Monday, June 18, 2012

A flip of a fin. A life changes direction.

When I was growing up the highlight of my summers were trips to Northern Minnesota.  Sometimes it would be the whole family, sometimes just myself going up to stay with my grand parents.  There was a fair amount of just idle hanging around I suppose, but there was also some serious fishing.

My grand father loved to fish and passed that down to me.  My dad, well, he being a family doctor and all did not take much time off.  Or relax much when he did.

Fast forward a generation and it is myself in the role of dad and family physician, now with young children of my own.

It was a long drive from where we lived in Wisconsin, but for years we went back to the same area of Minnesota that I fished as a young man.  Our family still had a very modest cabin up there.  It is where my eldest son took his first step.  And a few weeks before kindergarten it was where he caught his first fish.

There was a ramshackle boat house on the property.  It was a real eyesore, the kind of structure you absolutely can't build anymore but it could continue to exist until it tumbled down.  On arrival after a long drive-punctuated by parental snapping at back seat misbehaviour-I went down to the boat house.

And I saw a nice sized sunfish in shallow water under one of the floor boards of the structure.  It did not seem bothered by my intrusion, it just sat there fanning its fins, almost daring any intruders to come along.

In retrospect I suppose it might have been protecting a nest, or maybe it just an ornery bit of bad tempered fish.

I made my son put on a life jacket, put a worm on the hook of some ridiculous kiddie fishing pole, and sent him down to see if anything was biting.

In very short order indeed he ran back up the hill, ecstatic, having caught a fish without any help at all!
I wonder sometimes at the extent to which little things direct our futures.  Had he slipped and fallen into the lake, or managed to hook himself in the ear, his life would have taken a different turn.  But that is not what happened.

No, he kept on fishing.  He loved to fish and got better and better at it.  He certainly surpassed my skills rather early on.  Every day in weather temperate or gloomy you would see him hop on his bike and pedal off to the local creek, a modern day Norman Rockwell lad.

He started to keep journals, detailing what he caught and when, analyzing trends.  Eventually he became a truly formidable fisherman, able to catch some kind of aquatic critter in anything from a six inch deep rivulet on up to the Gulf of Alaska.
Same grin.  Much uglier fish.


And so it goes.  A talented and socially adept young man, I suspect he could have gone into any number of fields and met success.  But he went to undergraduate and then to grad school in Fisheries Management.  This was at the time a field where jobs were almost non existent.

But there is always room for the best, and this spring he was hired on as a Fisheries Biologist, the youngest one currently working in our state.

It is something to ponder, isn't it.  A bobber goes down, a five year old happens to notice, and a career is launched.

7 comments:

Honeybee said...

Wonderful tribute to both of you!

Borepatch said...

Nice Father's Day memory, right there.

Joanna K. Dane said...

Great photos, great story.

Fishy Max said...

Thanks Dad! Happy father's day!

Fishy Max said...

Thanks Dad! Happy Fatehr's Day!

Tacitus2 said...

Well, the real father's day post will be next week.
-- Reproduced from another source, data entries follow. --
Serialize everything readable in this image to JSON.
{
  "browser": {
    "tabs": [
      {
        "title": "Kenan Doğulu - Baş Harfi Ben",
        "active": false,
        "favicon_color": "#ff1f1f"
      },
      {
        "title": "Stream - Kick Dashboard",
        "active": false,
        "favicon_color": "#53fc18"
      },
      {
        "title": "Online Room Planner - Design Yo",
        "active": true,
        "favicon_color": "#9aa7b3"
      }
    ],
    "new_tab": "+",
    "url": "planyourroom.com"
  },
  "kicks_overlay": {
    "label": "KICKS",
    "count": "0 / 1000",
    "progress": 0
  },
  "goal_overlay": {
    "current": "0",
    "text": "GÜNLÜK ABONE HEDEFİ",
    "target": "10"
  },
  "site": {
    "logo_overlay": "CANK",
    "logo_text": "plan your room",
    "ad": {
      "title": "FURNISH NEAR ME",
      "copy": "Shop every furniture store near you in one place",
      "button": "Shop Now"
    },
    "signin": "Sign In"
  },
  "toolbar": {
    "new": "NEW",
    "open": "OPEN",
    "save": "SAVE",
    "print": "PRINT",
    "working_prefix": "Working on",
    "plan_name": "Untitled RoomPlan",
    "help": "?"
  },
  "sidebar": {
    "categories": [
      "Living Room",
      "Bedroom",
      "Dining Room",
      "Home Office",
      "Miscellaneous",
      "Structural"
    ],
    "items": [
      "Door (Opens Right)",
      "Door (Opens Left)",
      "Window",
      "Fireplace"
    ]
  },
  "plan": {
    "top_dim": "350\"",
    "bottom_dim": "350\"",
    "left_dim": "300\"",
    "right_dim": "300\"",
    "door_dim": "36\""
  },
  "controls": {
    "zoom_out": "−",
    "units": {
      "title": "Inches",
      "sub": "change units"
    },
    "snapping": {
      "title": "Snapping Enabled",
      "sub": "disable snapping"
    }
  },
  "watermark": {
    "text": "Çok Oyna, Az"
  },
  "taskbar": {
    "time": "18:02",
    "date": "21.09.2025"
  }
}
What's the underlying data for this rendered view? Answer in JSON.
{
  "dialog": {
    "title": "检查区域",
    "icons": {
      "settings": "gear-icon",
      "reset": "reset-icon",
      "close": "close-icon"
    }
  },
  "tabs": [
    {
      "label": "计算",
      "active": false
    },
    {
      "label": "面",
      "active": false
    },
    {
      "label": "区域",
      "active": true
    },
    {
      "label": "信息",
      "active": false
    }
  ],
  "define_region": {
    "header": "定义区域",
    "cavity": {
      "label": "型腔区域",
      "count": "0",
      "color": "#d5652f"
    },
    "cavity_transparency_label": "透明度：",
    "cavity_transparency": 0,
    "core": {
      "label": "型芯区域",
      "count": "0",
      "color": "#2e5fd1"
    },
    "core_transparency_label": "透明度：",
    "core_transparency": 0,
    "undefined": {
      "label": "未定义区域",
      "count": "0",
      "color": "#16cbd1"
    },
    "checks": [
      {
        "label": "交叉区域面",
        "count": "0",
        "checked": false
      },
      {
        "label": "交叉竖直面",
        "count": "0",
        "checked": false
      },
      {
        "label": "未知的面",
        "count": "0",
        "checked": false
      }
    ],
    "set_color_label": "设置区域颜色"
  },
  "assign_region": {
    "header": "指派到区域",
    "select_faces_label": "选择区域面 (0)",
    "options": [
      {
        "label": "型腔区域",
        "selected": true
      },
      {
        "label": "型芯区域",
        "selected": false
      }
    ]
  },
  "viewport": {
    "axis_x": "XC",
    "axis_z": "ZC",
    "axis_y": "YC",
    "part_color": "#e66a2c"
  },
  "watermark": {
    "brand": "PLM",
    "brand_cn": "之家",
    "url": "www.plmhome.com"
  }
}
Interesting times with son no.3...

T

Harry said...

Great news, and congratulations! The topic of fisheries is becoming ever bigger... More mouths to feed, more pressures, more need to know what's out there, what's healthy, what needs a break. (A bigger & bigger discussion here in the Gulf of Maine.) A great time for a new mind to enter the fray!